# [Directions for this task]
All lines holding the word "handle" are to be copied from the records beneath.

# [Data for this task]
=== Section Start ===

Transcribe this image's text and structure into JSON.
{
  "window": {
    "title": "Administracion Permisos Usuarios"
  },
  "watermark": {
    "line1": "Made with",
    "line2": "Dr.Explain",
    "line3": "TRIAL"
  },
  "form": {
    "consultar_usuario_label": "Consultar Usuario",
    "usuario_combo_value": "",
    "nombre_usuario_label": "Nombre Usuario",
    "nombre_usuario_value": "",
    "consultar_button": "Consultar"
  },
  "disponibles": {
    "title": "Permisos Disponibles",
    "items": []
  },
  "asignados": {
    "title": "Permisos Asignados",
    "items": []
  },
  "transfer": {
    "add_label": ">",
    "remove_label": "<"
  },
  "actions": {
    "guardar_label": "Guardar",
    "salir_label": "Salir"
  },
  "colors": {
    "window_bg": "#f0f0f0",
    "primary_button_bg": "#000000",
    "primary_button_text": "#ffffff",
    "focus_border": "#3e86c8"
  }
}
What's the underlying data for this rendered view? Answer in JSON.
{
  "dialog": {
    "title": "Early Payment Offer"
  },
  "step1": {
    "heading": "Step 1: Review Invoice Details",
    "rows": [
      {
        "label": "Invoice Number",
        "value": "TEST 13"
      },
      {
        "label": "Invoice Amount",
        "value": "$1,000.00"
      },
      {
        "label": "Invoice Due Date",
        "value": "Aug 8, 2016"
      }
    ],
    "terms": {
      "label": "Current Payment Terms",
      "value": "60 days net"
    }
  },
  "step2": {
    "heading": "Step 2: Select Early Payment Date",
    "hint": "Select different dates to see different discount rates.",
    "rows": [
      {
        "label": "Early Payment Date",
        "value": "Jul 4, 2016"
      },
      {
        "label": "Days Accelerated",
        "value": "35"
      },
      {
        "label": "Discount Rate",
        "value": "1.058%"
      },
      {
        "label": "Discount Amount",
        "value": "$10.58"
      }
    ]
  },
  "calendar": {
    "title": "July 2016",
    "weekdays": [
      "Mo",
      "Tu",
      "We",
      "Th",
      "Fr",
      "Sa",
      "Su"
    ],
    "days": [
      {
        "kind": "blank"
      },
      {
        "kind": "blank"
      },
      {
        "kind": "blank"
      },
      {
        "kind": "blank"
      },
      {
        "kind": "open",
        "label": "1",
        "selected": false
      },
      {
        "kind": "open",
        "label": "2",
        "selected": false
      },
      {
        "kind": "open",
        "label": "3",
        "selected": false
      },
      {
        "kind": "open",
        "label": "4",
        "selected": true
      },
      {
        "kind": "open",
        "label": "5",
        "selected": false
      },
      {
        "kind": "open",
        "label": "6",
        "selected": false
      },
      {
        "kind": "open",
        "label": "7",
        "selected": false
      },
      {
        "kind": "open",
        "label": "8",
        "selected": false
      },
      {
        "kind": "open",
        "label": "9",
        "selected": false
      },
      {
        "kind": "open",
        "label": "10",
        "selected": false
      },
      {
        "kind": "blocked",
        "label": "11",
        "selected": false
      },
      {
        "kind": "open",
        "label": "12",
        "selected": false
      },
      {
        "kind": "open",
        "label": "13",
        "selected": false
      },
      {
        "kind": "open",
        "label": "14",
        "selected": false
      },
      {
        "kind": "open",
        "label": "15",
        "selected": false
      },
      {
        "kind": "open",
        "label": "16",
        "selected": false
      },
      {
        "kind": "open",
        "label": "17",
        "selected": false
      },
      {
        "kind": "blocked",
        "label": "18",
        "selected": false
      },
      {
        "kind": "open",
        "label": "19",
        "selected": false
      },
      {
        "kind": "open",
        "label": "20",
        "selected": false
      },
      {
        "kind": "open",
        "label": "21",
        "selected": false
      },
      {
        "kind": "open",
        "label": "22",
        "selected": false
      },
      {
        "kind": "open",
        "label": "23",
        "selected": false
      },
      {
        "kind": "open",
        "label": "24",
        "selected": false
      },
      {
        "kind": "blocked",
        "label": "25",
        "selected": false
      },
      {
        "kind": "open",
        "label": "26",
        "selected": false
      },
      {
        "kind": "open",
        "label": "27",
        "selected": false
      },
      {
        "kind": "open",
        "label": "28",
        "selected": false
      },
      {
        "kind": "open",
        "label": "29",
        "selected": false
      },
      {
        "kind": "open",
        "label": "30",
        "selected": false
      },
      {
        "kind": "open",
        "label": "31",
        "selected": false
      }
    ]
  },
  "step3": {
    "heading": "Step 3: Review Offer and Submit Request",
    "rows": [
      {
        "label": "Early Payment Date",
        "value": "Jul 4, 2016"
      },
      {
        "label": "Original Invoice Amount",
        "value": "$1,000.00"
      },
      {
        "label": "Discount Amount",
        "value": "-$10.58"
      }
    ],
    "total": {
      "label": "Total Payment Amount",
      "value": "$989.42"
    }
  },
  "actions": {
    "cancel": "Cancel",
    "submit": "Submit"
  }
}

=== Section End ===
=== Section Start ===

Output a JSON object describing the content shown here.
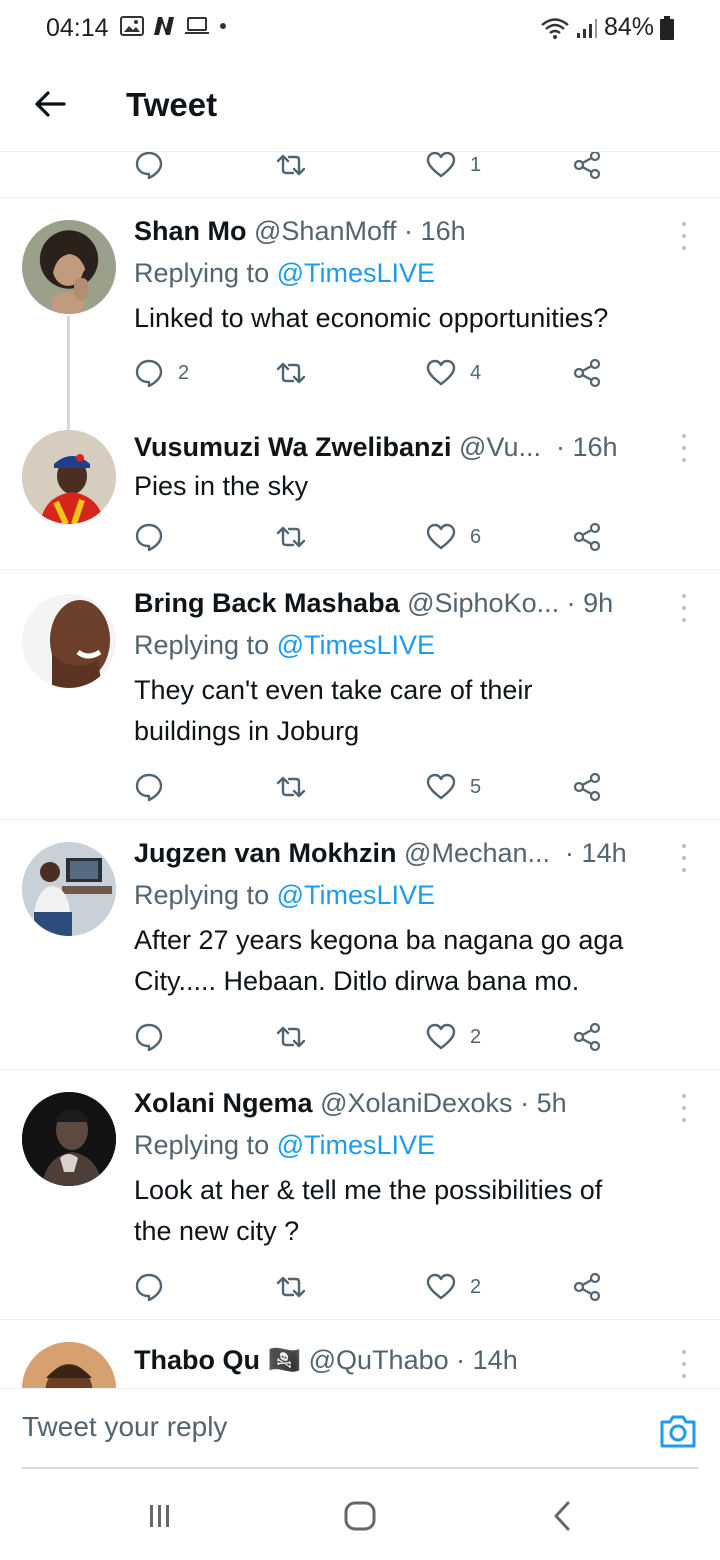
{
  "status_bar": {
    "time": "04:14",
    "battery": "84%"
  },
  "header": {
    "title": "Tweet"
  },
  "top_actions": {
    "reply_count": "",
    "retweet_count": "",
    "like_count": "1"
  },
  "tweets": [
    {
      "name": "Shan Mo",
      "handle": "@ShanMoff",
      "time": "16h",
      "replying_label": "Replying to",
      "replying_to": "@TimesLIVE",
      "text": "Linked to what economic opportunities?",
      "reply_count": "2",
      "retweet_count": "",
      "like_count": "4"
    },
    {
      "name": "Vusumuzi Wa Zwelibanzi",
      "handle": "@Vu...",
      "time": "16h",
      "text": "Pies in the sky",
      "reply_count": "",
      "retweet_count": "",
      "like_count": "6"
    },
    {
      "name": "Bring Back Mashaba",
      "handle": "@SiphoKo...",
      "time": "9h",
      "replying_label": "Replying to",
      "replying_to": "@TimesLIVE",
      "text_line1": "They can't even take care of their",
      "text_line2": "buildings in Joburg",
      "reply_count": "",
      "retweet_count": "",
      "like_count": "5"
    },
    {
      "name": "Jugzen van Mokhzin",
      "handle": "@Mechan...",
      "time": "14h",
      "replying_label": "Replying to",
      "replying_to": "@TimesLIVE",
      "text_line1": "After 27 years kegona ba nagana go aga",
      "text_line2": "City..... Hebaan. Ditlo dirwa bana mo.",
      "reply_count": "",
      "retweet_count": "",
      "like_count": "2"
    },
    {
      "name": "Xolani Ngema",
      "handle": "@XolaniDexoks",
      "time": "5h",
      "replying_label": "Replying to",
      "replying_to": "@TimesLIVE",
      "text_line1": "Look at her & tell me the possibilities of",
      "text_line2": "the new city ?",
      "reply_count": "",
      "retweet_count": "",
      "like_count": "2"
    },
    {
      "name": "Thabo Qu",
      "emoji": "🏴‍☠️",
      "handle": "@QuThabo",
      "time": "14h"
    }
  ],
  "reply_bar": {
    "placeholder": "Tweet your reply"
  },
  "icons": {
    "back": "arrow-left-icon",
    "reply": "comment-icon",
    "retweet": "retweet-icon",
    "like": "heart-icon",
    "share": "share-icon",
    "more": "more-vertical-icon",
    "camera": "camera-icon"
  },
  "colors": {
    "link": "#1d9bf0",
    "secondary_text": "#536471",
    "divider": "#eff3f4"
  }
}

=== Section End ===

# [Answer box]
      "handle": "@ShanMoff",
      "handle": "@Vu...",
      "handle": "@SiphoKo...",
      "handle": "@Mechan...",
      "handle": "@XolaniDexoks",
      "handle": "@QuThabo",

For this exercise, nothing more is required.